Ms. Glenn applies her mother’s scriptural test to the fear of our present time: “Fear insists that life is a zero-sum game. Love knows that there is enough, and to spare. Fear both proclaims and begets scarcity. Love invites and welcomes abundance. So I became increasingly concerned during the 2016 election cycle when a man who built his candidacy on a platform of fear — of immigrants, Muslims, refugees and others — inexplicably became not only the nominee of the party I had belonged to my entire life, but also president. This was a man who proclaimed, “Real power is, I don’t even want to use the word, fear.” She then founded a Facebook group called “Mormon Women for Ethical Government” which quickly grew from 2,000 Mormon women to over 4,000 women of all faith traditions who”felt compelled to act — to push back against fear and hate and take a stand for love.” Now incorporated as a 501(C) 4 non-profit with chapters in almost every state, “Women for Ethical Government” has registered over 20,000 new voters, organized protests at our southern border, lobbied for the marginalized in Washington, D.C. and in state capitals. These faithful women seek to live the truth Ms. Glenn names as their purpose: “We will not be complicit by being complacent. We believe that Jesus really meant it when he said that we should love our neighbors — meaning everyone, as the parable of the good Samaritan makes clear — and care for the poor, the sick, the homeless, the vulnerable. This is the calling of all Christians. We have been called to love.” Through the transfiguration of her mother, to her own transfiguration, the light of love Ms. Glenn shines in the darkness has transfigured a whole group of women who, in turn, have transfigured the lives of refuges, the poor, and the marginalized.
Being transfigured by love does not permit us to remain fearfully confined in our safe dwellings. Perhaps it isn’t that the Transfiguration is hard to understand; rather it is the demand love makes for us to leave our fear behind and live for others that we find so difficult. The Transfiguration is our invitation from Jesus to let God’s love and mercy transfigure us, individually and as a community of faith. Jesus asks us to leave the mountain behind and get into the frightening, painful and hard work of doing justice.

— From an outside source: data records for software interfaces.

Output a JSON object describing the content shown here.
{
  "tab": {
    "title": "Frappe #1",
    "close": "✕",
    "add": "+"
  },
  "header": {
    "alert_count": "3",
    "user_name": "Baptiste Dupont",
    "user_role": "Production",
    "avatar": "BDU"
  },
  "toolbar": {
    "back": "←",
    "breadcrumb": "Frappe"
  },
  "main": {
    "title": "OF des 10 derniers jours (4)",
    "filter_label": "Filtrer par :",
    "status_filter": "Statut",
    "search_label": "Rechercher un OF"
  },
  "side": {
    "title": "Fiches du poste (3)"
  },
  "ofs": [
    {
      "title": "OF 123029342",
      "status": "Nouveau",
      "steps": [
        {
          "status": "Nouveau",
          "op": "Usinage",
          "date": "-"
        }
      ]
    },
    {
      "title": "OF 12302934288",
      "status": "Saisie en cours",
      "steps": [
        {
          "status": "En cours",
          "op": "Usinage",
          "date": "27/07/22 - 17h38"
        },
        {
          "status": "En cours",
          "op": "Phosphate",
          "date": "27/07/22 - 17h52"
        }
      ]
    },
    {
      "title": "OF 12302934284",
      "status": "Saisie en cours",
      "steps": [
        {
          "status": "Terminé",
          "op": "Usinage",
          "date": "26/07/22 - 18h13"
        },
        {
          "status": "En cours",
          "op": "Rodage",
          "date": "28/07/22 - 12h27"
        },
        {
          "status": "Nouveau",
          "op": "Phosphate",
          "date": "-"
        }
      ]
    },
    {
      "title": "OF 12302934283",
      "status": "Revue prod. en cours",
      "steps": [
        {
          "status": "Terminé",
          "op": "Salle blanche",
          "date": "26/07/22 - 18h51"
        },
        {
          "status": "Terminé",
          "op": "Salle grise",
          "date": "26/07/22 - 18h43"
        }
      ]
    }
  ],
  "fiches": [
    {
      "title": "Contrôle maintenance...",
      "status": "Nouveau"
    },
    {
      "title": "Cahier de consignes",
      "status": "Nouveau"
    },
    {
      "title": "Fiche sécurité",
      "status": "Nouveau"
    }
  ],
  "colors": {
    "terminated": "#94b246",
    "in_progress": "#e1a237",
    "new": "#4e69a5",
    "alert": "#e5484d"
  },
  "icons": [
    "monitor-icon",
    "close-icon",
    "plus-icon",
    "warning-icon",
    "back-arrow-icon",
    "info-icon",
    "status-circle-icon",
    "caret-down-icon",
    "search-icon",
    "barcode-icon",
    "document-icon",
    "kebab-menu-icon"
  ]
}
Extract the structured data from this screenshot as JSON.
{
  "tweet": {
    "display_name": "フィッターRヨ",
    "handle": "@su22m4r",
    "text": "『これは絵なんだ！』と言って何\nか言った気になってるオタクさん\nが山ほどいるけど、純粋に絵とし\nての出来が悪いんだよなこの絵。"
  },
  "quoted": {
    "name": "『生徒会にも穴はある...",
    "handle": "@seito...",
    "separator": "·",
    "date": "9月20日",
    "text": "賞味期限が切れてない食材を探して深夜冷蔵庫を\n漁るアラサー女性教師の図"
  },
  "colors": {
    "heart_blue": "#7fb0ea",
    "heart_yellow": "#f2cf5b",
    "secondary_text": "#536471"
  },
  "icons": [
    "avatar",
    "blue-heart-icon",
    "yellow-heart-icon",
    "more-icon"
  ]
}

As the darkness of Lent approaches, Ms. Glenn reminds us, “We have our work cut out for us. In fact, the ante has just been raised in this conflict between fear and love.” May we choose to be transfigured by love. Amen.